Last week the Movement Advancement Project released a comprehensive report laying out the issues lesbian, gay, bisexual, and particularly transgender people of color face disproportionately face in the workplace. More so than their white counterparts, these include barriers such as equal access to education, hiring bias and discrimination, and unequal pay, benefits, and taxation. According to the report, are more likely to have been homeless, to have children, bad credit, or have a criminal record—which often come up in background checks and disqualify people from employment. In addition, the report presents LGBT people of color as a large, diverse, and geographically dispersed population of people that are more likely to have a number of strikes against them when finding employment.
And to add to the barriers LGBT people of color disproportionately face, only 34 states in the U.S. currently have laws that protect transgender people from workplace discrimination. The National Center for Transgender Rights created the image featured in this post to show the (slow) progress of state-based transgender rights laws across the country.

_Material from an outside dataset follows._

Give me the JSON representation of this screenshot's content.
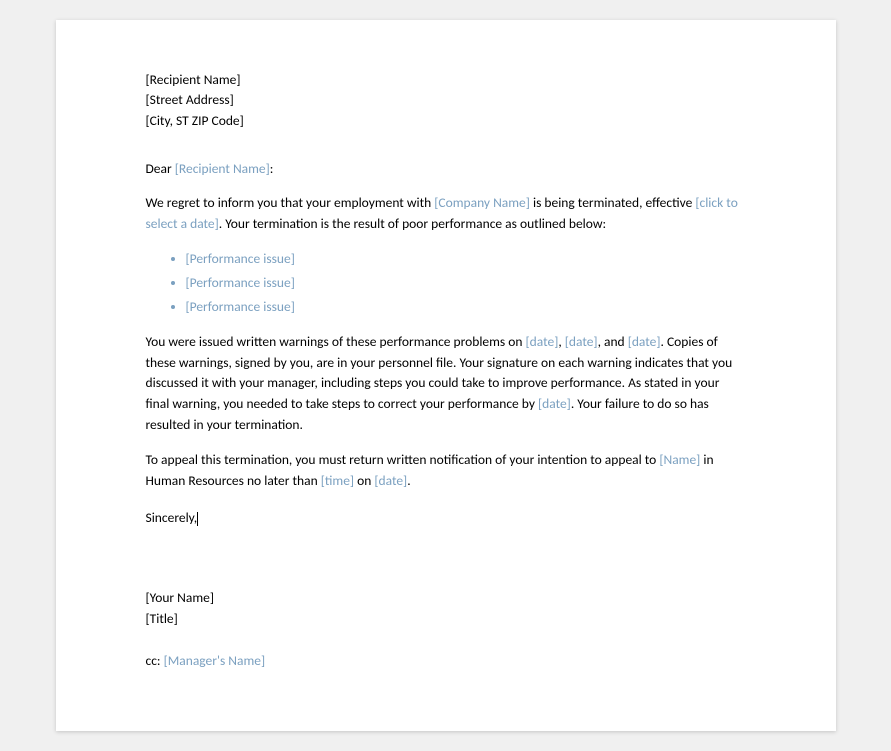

These resources suggest that if ENDA again fails to pass, LGBT people, particularly those who are of color, will be left particularly vulnerable to economic instability based on a hostile or discriminatory work environment.